Material for the task:
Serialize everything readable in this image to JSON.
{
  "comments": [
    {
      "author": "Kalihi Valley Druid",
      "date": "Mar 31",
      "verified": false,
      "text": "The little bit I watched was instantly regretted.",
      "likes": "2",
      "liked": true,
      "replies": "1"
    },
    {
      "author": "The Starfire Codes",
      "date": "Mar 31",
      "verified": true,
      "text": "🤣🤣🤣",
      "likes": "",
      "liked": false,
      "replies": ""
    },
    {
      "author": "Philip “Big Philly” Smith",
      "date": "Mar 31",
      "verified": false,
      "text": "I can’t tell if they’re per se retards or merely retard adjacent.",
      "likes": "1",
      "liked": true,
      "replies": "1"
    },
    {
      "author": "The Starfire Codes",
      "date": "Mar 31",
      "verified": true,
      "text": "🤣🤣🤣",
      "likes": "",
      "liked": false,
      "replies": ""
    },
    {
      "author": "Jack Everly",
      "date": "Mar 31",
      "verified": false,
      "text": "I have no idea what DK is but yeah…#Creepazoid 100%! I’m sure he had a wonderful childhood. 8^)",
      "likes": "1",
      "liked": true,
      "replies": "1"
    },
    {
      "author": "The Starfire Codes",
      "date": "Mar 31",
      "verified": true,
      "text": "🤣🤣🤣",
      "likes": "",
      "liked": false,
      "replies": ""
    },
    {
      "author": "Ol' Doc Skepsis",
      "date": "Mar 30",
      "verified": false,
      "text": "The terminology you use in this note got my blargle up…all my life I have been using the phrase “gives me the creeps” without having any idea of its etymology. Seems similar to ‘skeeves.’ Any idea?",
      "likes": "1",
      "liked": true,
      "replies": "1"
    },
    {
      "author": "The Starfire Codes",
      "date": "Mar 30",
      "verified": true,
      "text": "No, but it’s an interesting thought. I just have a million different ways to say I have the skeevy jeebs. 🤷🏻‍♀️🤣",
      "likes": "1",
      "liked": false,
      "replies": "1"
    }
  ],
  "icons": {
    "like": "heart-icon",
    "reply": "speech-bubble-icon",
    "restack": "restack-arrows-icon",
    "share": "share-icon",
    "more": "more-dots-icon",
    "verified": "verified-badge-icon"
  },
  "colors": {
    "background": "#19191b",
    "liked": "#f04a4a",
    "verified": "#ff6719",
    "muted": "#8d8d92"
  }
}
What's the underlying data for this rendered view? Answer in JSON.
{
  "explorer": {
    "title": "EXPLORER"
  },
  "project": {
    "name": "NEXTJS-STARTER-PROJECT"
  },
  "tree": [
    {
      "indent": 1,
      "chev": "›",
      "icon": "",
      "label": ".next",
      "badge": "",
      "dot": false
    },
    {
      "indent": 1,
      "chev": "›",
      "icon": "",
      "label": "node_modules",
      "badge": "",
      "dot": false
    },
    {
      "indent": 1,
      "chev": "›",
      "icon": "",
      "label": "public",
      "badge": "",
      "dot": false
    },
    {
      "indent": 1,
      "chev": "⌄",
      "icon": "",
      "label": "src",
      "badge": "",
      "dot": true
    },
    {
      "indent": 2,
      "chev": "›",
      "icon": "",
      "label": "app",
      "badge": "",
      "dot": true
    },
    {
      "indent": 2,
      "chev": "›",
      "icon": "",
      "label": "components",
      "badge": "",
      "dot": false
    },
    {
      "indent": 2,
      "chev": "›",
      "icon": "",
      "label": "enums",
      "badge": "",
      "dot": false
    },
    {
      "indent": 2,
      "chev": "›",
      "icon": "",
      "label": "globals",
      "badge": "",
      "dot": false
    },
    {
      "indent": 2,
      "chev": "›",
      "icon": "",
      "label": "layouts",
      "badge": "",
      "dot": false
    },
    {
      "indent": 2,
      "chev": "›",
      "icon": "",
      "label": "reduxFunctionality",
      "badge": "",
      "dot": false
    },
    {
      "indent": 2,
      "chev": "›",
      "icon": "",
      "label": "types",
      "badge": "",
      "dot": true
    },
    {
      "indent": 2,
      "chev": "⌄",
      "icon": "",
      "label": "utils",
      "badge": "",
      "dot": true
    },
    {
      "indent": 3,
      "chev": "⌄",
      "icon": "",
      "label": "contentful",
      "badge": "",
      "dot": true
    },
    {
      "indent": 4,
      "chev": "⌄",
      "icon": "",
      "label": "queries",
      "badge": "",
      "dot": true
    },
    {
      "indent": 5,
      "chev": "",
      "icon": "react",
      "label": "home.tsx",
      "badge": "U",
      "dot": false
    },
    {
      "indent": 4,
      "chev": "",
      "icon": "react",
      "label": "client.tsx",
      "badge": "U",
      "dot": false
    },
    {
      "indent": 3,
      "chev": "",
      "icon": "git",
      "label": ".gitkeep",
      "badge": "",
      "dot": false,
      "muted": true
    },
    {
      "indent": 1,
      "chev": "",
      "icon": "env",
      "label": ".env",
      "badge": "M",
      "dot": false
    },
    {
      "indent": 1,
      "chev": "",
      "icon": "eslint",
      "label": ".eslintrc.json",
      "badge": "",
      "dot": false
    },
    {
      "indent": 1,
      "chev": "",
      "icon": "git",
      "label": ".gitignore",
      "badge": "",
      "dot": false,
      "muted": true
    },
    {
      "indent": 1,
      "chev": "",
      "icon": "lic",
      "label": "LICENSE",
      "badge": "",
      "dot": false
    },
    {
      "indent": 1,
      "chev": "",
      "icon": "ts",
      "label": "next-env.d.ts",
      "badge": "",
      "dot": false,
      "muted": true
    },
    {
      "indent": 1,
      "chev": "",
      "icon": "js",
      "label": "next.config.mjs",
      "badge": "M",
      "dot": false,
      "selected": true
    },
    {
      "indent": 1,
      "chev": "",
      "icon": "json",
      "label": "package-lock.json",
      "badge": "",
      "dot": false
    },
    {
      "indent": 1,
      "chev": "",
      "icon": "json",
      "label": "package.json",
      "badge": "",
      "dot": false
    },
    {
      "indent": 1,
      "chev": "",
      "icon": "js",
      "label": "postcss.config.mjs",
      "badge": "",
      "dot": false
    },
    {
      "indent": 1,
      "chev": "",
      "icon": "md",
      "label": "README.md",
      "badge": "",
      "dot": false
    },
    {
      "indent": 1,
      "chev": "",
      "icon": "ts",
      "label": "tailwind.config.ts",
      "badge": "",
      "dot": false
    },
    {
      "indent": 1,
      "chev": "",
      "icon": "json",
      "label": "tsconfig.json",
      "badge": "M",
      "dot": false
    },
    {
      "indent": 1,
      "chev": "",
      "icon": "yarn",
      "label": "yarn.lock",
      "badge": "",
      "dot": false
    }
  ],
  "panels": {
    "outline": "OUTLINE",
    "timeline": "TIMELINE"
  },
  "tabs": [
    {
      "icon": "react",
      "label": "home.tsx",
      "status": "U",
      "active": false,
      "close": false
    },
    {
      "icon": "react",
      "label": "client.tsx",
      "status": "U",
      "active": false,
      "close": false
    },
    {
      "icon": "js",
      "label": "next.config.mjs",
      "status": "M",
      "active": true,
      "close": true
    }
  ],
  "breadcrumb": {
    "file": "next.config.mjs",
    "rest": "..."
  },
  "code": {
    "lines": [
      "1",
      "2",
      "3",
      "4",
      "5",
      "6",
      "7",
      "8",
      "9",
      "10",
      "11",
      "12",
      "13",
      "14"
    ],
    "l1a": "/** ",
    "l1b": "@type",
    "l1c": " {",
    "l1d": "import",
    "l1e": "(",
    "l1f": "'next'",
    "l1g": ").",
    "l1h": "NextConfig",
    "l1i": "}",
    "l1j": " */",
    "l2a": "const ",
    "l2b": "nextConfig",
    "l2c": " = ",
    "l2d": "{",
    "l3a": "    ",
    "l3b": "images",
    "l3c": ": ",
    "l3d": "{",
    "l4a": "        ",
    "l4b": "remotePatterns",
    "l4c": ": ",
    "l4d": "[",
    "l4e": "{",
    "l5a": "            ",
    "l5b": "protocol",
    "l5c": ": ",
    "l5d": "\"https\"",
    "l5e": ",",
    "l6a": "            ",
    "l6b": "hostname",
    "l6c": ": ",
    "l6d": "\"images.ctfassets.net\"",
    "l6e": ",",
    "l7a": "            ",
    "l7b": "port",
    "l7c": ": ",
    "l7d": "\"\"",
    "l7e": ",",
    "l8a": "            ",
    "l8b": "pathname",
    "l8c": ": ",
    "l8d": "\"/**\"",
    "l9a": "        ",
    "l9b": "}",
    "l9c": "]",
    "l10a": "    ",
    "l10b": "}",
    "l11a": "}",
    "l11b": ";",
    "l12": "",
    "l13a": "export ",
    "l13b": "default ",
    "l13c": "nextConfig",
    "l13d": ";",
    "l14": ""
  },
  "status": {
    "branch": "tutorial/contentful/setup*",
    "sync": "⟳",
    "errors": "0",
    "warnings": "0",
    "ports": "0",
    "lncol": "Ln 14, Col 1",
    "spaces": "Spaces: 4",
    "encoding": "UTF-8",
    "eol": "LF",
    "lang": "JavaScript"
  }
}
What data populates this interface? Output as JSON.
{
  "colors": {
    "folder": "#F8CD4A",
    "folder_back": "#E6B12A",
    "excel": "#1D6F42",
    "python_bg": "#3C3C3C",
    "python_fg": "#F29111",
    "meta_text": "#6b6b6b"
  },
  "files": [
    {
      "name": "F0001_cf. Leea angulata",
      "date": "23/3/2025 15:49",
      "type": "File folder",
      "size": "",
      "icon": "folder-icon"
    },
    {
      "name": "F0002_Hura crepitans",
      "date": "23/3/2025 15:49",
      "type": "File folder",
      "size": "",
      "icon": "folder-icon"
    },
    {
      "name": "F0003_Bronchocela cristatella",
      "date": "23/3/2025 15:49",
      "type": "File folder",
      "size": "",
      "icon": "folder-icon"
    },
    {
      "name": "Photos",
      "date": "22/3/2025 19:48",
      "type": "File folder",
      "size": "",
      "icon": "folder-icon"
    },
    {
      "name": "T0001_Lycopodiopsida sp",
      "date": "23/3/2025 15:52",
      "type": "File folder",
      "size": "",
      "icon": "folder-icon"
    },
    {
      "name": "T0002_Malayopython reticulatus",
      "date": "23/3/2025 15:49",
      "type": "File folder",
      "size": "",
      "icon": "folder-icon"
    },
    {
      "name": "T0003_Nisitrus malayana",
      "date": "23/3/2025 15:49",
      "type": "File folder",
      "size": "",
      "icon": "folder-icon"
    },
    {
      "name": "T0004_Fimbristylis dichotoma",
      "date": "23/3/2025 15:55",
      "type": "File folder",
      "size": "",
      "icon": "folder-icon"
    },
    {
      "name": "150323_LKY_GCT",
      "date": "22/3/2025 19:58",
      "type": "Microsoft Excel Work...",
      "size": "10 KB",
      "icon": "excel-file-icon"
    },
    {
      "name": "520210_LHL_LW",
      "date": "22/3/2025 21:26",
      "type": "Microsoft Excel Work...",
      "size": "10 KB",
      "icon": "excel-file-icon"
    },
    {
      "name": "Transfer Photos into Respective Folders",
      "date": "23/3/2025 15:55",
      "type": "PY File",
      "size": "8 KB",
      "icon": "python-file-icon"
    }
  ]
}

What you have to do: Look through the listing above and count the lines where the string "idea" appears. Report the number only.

Exercise solution: 2